[Data extracted from a collection]
|---|

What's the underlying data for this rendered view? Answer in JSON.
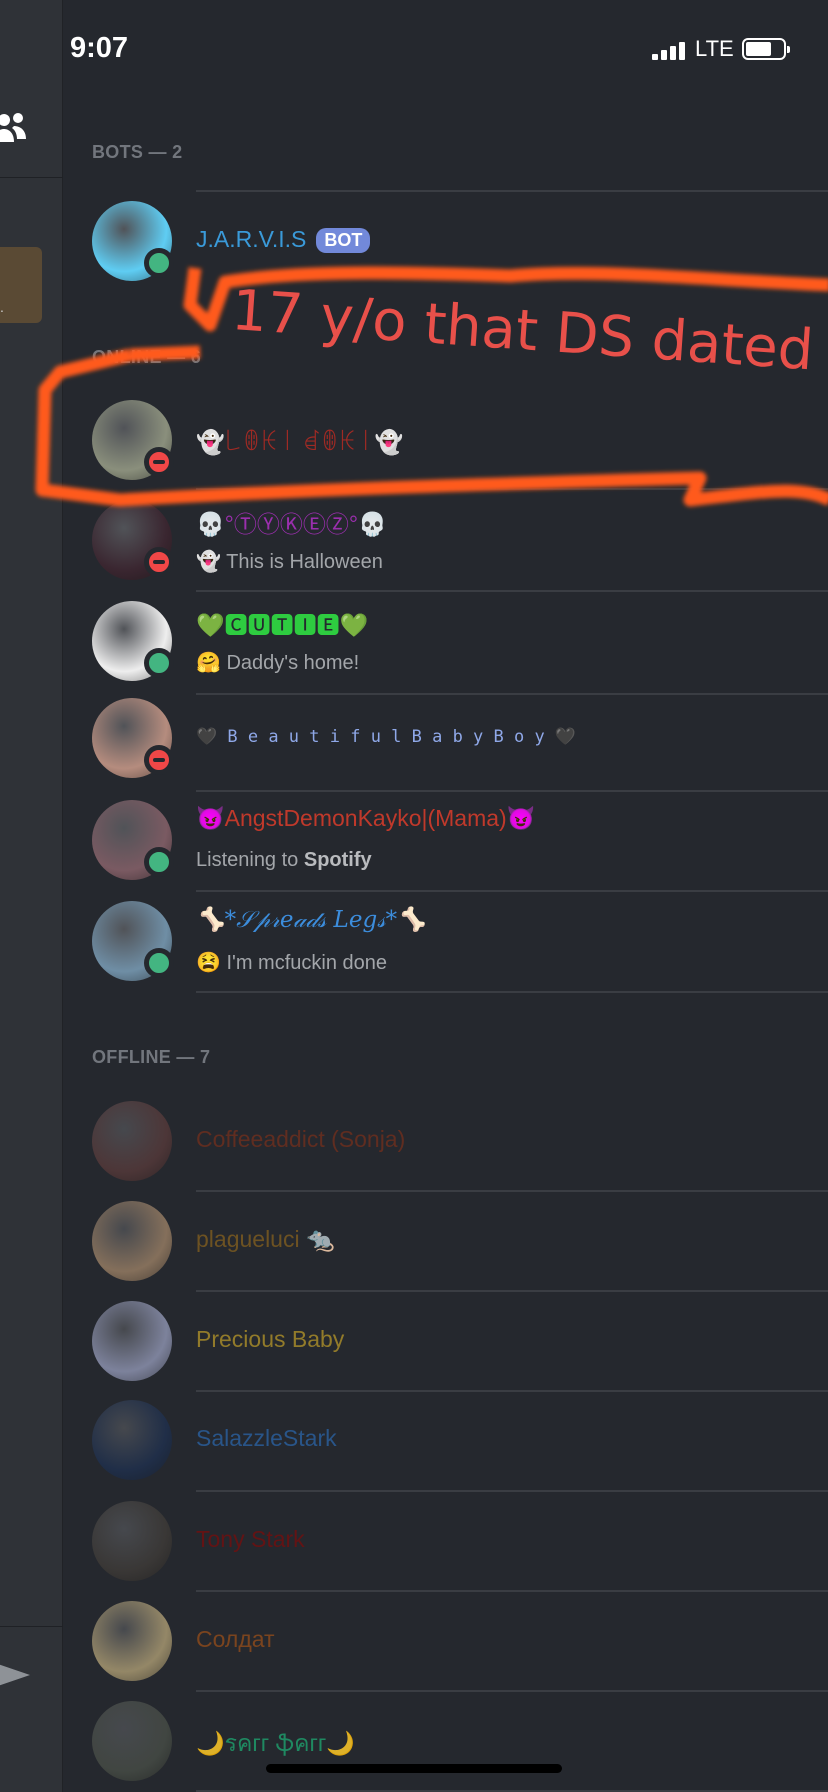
{
  "status_bar": {
    "time": "9:07",
    "network": "LTE",
    "battery_level": 0.7
  },
  "left_panel": {
    "card_fragment": "."
  },
  "sections": {
    "bots": "BOTS — 2",
    "online": "ONLINE — 6",
    "offline": "OFFLINE — 7"
  },
  "annotation": {
    "text": "17 y/o that DS dated",
    "color": "#e8504a",
    "stroke_color": "#ff5a1a"
  },
  "members": [
    {
      "name": "J.A.R.V.I.S",
      "tag": "BOT",
      "status": "online",
      "color": "#3a9ad9",
      "avatar": "#5fcdf3"
    },
    {
      "name": "👻꒒ꂦꀘ꒐ ꀸꂦꀘ꒐👻",
      "status": "dnd",
      "color": "#a02a24",
      "avatar": "#8a8f7c"
    },
    {
      "name": "💀°ⓉⓎⓀⒺⓏ°💀",
      "sub": "👻 This is Halloween",
      "status": "dnd",
      "color": "#9b2fae",
      "avatar": "#3a2630"
    },
    {
      "name": "💚🅲🆄🆃🅸🅴💚",
      "sub": "🤗 Daddy's home!",
      "status": "online",
      "color": "#2ecc40",
      "avatar": "#eeeeee"
    },
    {
      "name": "🖤 B e a u t i f u l  B a b y  B o y 🖤",
      "status": "dnd",
      "color": "#8fa8e8",
      "avatar": "#b58c7e"
    },
    {
      "name": "😈AngstDemonKayko|(Mama)😈",
      "sub_prefix": "Listening to ",
      "sub_bold": "Spotify",
      "status": "online",
      "color": "#c0392b",
      "avatar": "#7a5a62"
    },
    {
      "name": "🦴*𝒮𝓅𝓇𝑒𝒶𝒹𝓈 𝐿𝑒𝑔𝓈*🦴",
      "sub": "😫 I'm mcfuckin done",
      "status": "online",
      "color": "#3c8ddc",
      "avatar": "#6f8ea5"
    },
    {
      "name": "Coffeeaddict (Sonja)",
      "status": "offline",
      "color": "#6b2e1e",
      "avatar": "#5a3b3b"
    },
    {
      "name": "plagueluci 🐀",
      "status": "offline",
      "color": "#7a5a20",
      "avatar": "#a4876a"
    },
    {
      "name": "Precious Baby",
      "status": "offline",
      "color": "#a68a2a",
      "avatar": "#9aa0c0"
    },
    {
      "name": "SalazzleStark",
      "status": "offline",
      "color": "#2a5e9a",
      "avatar": "#1e3050"
    },
    {
      "name": "Tony Stark",
      "status": "offline",
      "color": "#6e1010",
      "avatar": "#403c38"
    },
    {
      "name": "Солдат",
      "status": "offline",
      "color": "#8a4a1c",
      "avatar": "#b9a77a"
    },
    {
      "name": "🌙รคгг ֆคгг🌙",
      "status": "offline",
      "color": "#1e9a6a",
      "avatar": "#4a5048"
    }
  ]
}
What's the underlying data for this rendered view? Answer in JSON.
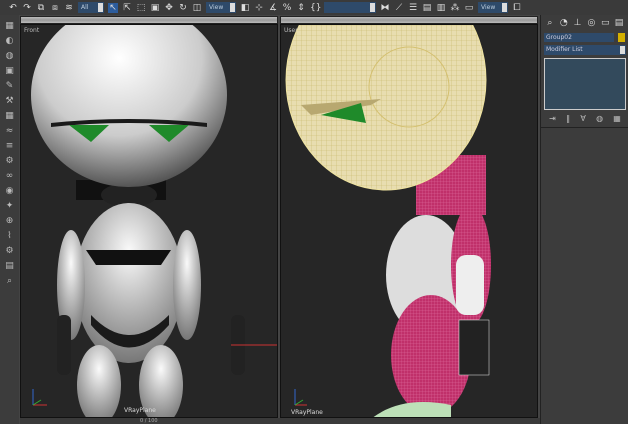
{
  "toolbar": {
    "selection_filter": "All",
    "reference_coord": "View",
    "named_selection": "",
    "view_dropdown": "View",
    "icons": [
      "undo-icon",
      "redo-icon",
      "link-icon",
      "unlink-icon",
      "bind-space-warp-icon",
      "select-icon",
      "select-by-name-icon",
      "rect-selection-icon",
      "window-crossing-icon",
      "move-icon",
      "rotate-icon",
      "scale-icon",
      "pivot-icon",
      "mirror-icon",
      "snap-toggle-icon",
      "angle-snap-icon",
      "percent-snap-icon",
      "spinner-snap-icon",
      "edit-named-selection-icon",
      "mirror-tool-icon",
      "align-icon",
      "layer-manager-icon",
      "curve-editor-icon",
      "schematic-view-icon",
      "material-editor-icon",
      "render-setup-icon",
      "render-frame-icon",
      "render-icon"
    ]
  },
  "viewports": [
    {
      "label": "Front",
      "plane_label": "VRayPlane"
    },
    {
      "label": "User",
      "plane_label": "VRayPlane"
    }
  ],
  "command_panel": {
    "tabs": [
      "create-icon",
      "modify-icon",
      "hierarchy-icon",
      "motion-icon",
      "display-icon",
      "utilities-icon"
    ],
    "object_name": "Group02",
    "object_color": "#d4b000",
    "modifier_list": "Modifier List",
    "stack_buttons": [
      "pin-stack-icon",
      "show-end-result-icon",
      "make-unique-icon",
      "remove-modifier-icon",
      "configure-modifier-sets-icon"
    ]
  },
  "status": {
    "value": "0 / 100"
  },
  "colors": {
    "viewport_bg": "#262626",
    "wire_yellow": "#f0e4a0",
    "wire_magenta": "#c0306a",
    "eye_green": "#1f8a2a"
  }
}
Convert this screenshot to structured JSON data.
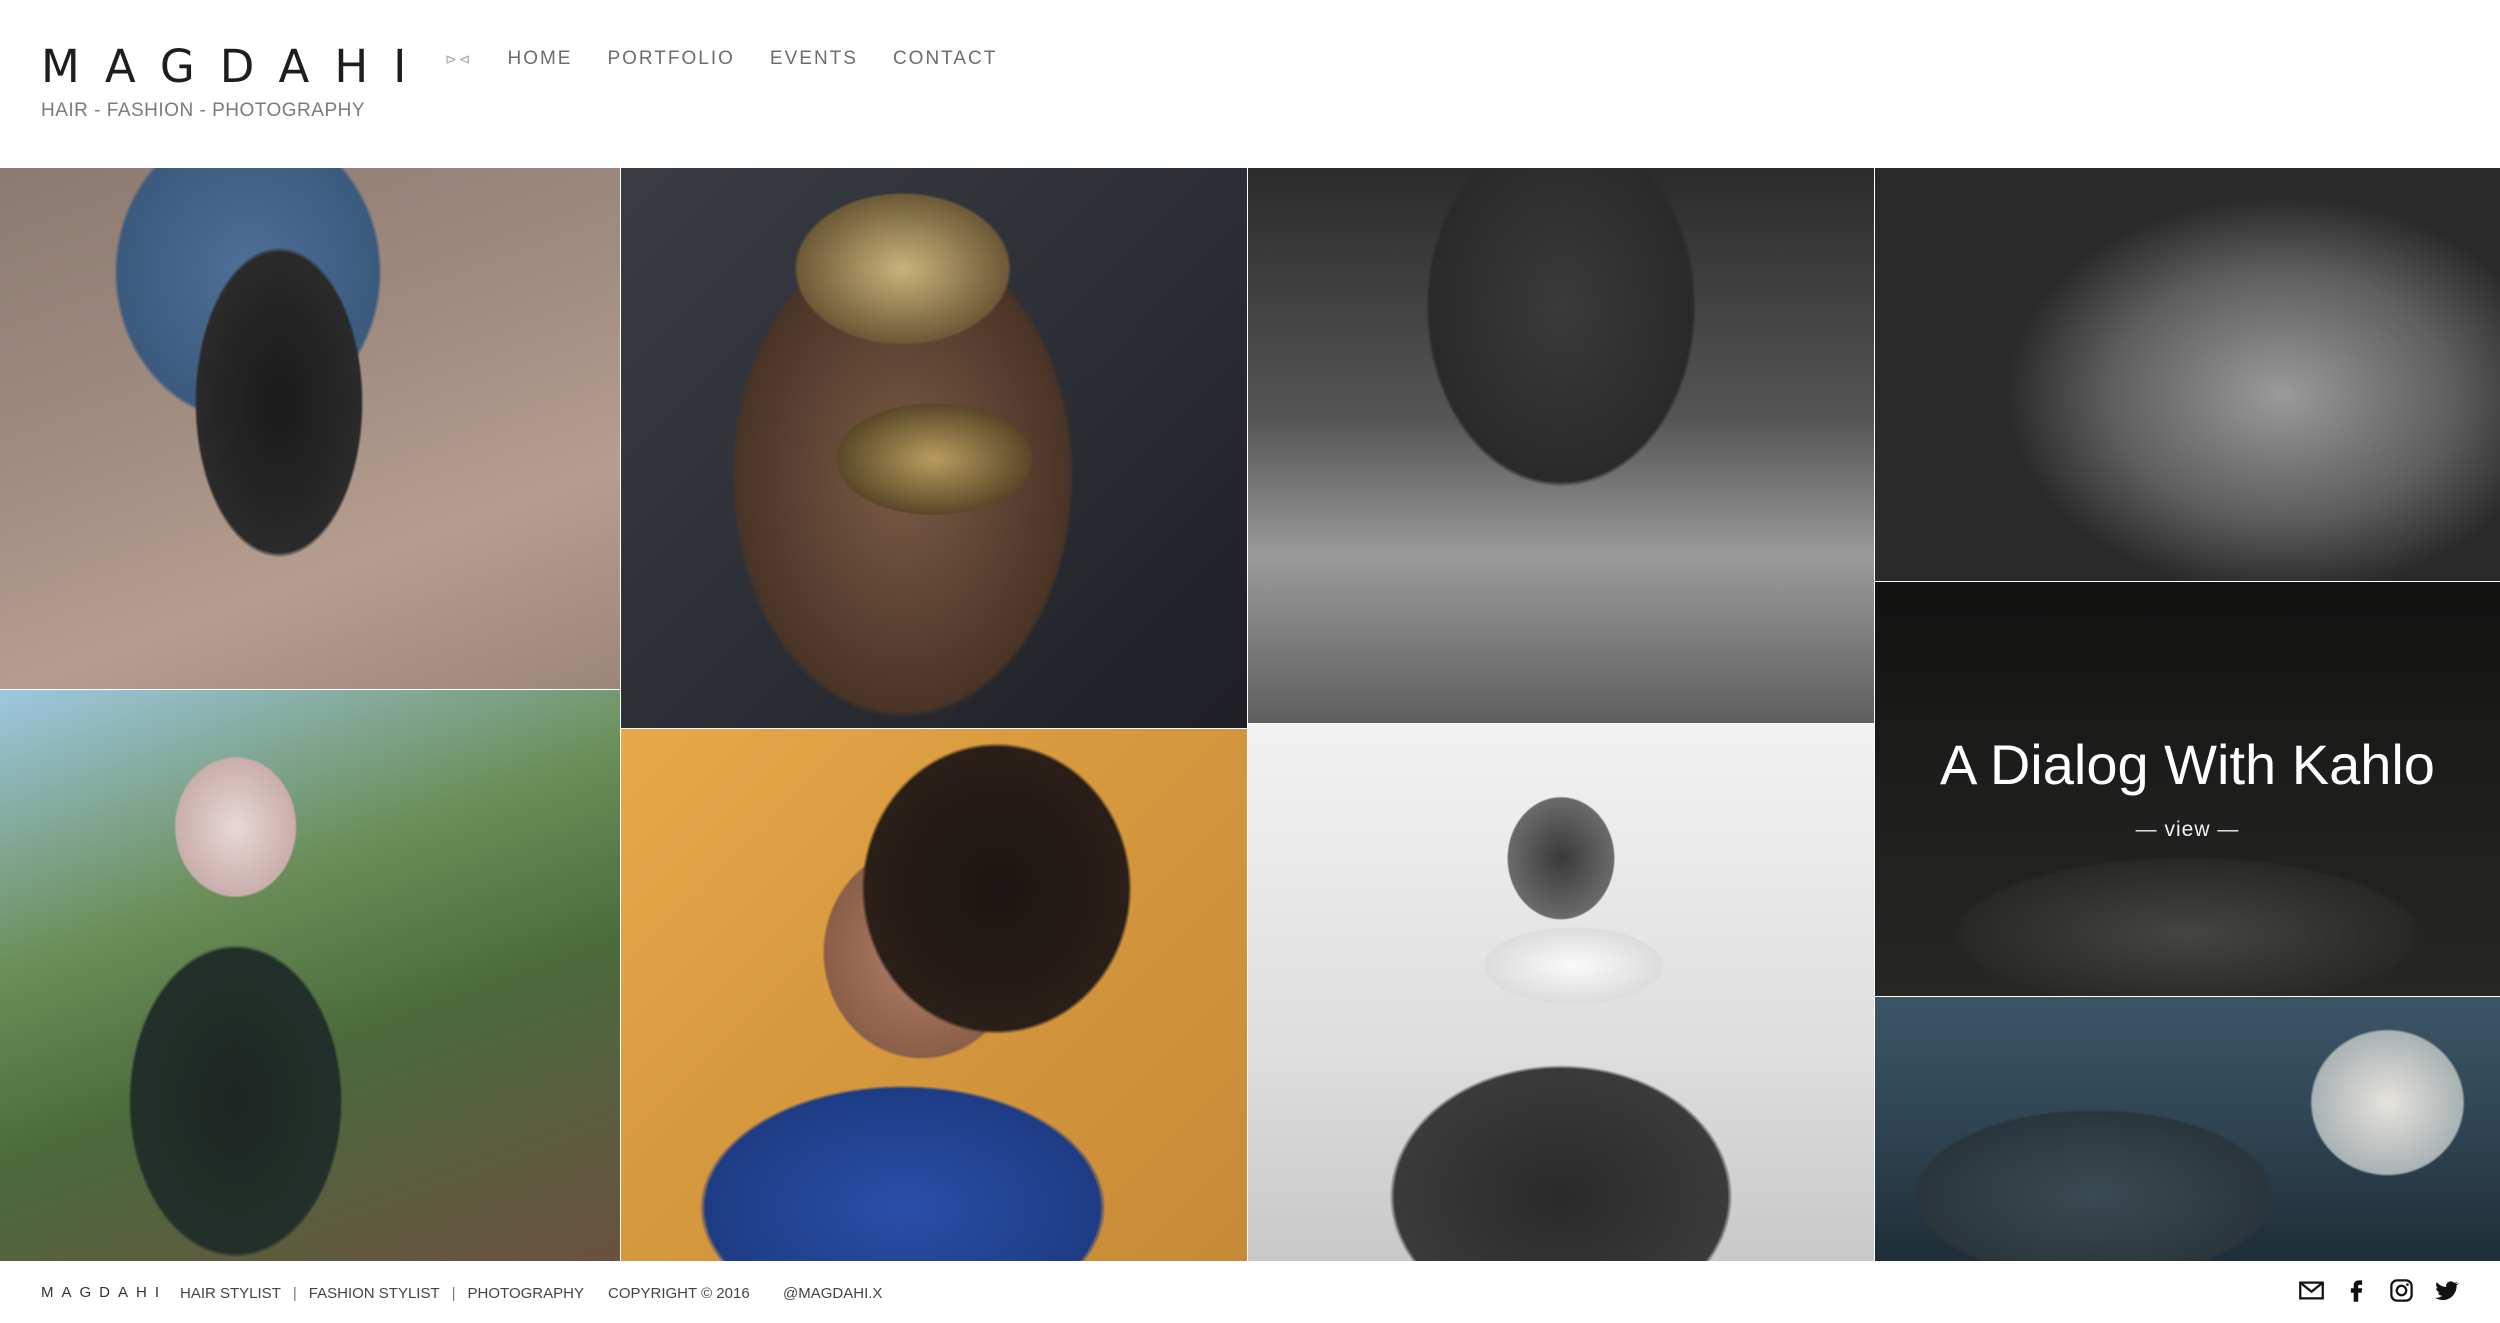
{
  "brand": {
    "logo": "MAGDAHI",
    "tagline": "HAIR - FASHION - PHOTOGRAPHY"
  },
  "nav": {
    "ornament": "⊳⊲",
    "items": [
      {
        "label": "HOME"
      },
      {
        "label": "PORTFOLIO"
      },
      {
        "label": "EVENTS"
      },
      {
        "label": "CONTACT"
      }
    ]
  },
  "gallery": {
    "feature": {
      "title": "A Dialog With Kahlo",
      "link": "— view —"
    }
  },
  "footer": {
    "logo": "MAGDAHI",
    "links": [
      "HAIR STYLIST",
      "FASHION STYLIST",
      "PHOTOGRAPHY"
    ],
    "separator": "|",
    "copyright": "COPYRIGHT © 2016",
    "handle": "@MAGDAHI.X",
    "social_icons": [
      "mail-icon",
      "facebook-icon",
      "instagram-icon",
      "twitter-icon"
    ]
  },
  "colors": {
    "text_dark": "#1e1e1e",
    "text_muted": "#7b7b7b",
    "background": "#ffffff"
  }
}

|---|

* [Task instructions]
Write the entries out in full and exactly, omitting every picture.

* [Final answer]
What's the underlying data for this rendered view? Answer in JSON.
{
  "status_bar": {
    "time": "9:07",
    "network": "LTE",
    "battery_level": 0.7
  },
  "left_panel": {
    "card_fragment": "."
  },
  "sections": {
    "bots": "BOTS — 2",
    "online": "ONLINE — 6",
    "offline": "OFFLINE — 7"
  },
  "annotation": {
    "text": "17 y/o that DS dated",
    "color": "#e8504a",
    "stroke_color": "#ff5a1a"
  },
  "members": [
    {
      "name": "J.A.R.V.I.S",
      "tag": "BOT",
      "status": "online",
      "color": "#3a9ad9",
      "avatar": "#5fcdf3"
    },
    {
      "name": "👻꒒ꂦꀘ꒐ ꀸꂦꀘ꒐👻",
      "status": "dnd",
      "color": "#a02a24",
      "avatar": "#8a8f7c"
    },
    {
      "name": "💀°ⓉⓎⓀⒺⓏ°💀",
      "sub": "👻 This is Halloween",
      "status": "dnd",
      "color": "#9b2fae",
      "avatar": "#3a2630"
    },
    {
      "name": "💚🅲🆄🆃🅸🅴💚",
      "sub": "🤗 Daddy's home!",
      "status": "online",
      "color": "#2ecc40",
      "avatar": "#eeeeee"
    },
    {
      "name": "🖤 B e a u t i f u l  B a b y  B o y 🖤",
      "status": "dnd",
      "color": "#8fa8e8",
      "avatar": "#b58c7e"
    },
    {
      "name": "😈AngstDemonKayko|(Mama)😈",
      "sub_prefix": "Listening to ",
      "sub_bold": "Spotify",
      "status": "online",
      "color": "#c0392b",
      "avatar": "#7a5a62"
    },
    {
      "name": "🦴*𝒮𝓅𝓇𝑒𝒶𝒹𝓈 𝐿𝑒𝑔𝓈*🦴",
      "sub": "😫 I'm mcfuckin done",
      "status": "online",
      "color": "#3c8ddc",
      "avatar": "#6f8ea5"
    },
    {
      "name": "Coffeeaddict (Sonja)",
      "status": "offline",
      "color": "#6b2e1e",
      "avatar": "#5a3b3b"
    },
    {
      "name": "plagueluci 🐀",
      "status": "offline",
      "color": "#7a5a20",
      "avatar": "#a4876a"
    },
    {
      "name": "Precious Baby",
      "status": "offline",
      "color": "#a68a2a",
      "avatar": "#9aa0c0"
    },
    {
      "name": "SalazzleStark",
      "status": "offline",
      "color": "#2a5e9a",
      "avatar": "#1e3050"
    },
    {
      "name": "Tony Stark",
      "status": "offline",
      "color": "#6e1010",
      "avatar": "#403c38"
    },
    {
      "name": "Солдат",
      "status": "offline",
      "color": "#8a4a1c",
      "avatar": "#b9a77a"
    },
    {
      "name": "🌙รคгг ֆคгг🌙",
      "status": "offline",
      "color": "#1e9a6a",
      "avatar": "#4a5048"
    }
  ]
}
What's the underlying data for this rendered view? Answer in JSON.
{
  "toolbar": {
    "selection_filter": "All",
    "reference_coord": "View",
    "named_selection": "",
    "view_dropdown": "View",
    "icons": [
      "undo-icon",
      "redo-icon",
      "link-icon",
      "unlink-icon",
      "bind-space-warp-icon",
      "select-icon",
      "select-by-name-icon",
      "rect-selection-icon",
      "window-crossing-icon",
      "move-icon",
      "rotate-icon",
      "scale-icon",
      "pivot-icon",
      "mirror-icon",
      "snap-toggle-icon",
      "angle-snap-icon",
      "percent-snap-icon",
      "spinner-snap-icon",
      "edit-named-selection-icon",
      "mirror-tool-icon",
      "align-icon",
      "layer-manager-icon",
      "curve-editor-icon",
      "schematic-view-icon",
      "material-editor-icon",
      "render-setup-icon",
      "render-frame-icon",
      "render-icon"
    ]
  },
  "viewports": [
    {
      "label": "Front",
      "plane_label": "VRayPlane"
    },
    {
      "label": "User",
      "plane_label": "VRayPlane"
    }
  ],
  "command_panel": {
    "tabs": [
      "create-icon",
      "modify-icon",
      "hierarchy-icon",
      "motion-icon",
      "display-icon",
      "utilities-icon"
    ],
    "object_name": "Group02",
    "object_color": "#d4b000",
    "modifier_list": "Modifier List",
    "stack_buttons": [
      "pin-stack-icon",
      "show-end-result-icon",
      "make-unique-icon",
      "remove-modifier-icon",
      "configure-modifier-sets-icon"
    ]
  },
  "status": {
    "value": "0 / 100"
  },
  "colors": {
    "viewport_bg": "#262626",
    "wire_yellow": "#f0e4a0",
    "wire_magenta": "#c0306a",
    "eye_green": "#1f8a2a"
  }
}
Convert this screenshot to structured JSON data.
{
  "brand": {
    "logo": "MAGDAHI",
    "tagline": "HAIR - FASHION - PHOTOGRAPHY"
  },
  "nav": {
    "ornament": "⊳⊲",
    "items": [
      {
        "label": "HOME"
      },
      {
        "label": "PORTFOLIO"
      },
      {
        "label": "EVENTS"
      },
      {
        "label": "CONTACT"
      }
    ]
  },
  "gallery": {
    "feature": {
      "title": "A Dialog With Kahlo",
      "link": "— view —"
    }
  },
  "footer": {
    "logo": "MAGDAHI",
    "links": [
      "HAIR STYLIST",
      "FASHION STYLIST",
      "PHOTOGRAPHY"
    ],
    "separator": "|",
    "copyright": "COPYRIGHT © 2016",
    "handle": "@MAGDAHI.X",
    "social_icons": [
      "mail-icon",
      "facebook-icon",
      "instagram-icon",
      "twitter-icon"
    ]
  },
  "colors": {
    "text_dark": "#1e1e1e",
    "text_muted": "#7b7b7b",
    "background": "#ffffff"
  }
}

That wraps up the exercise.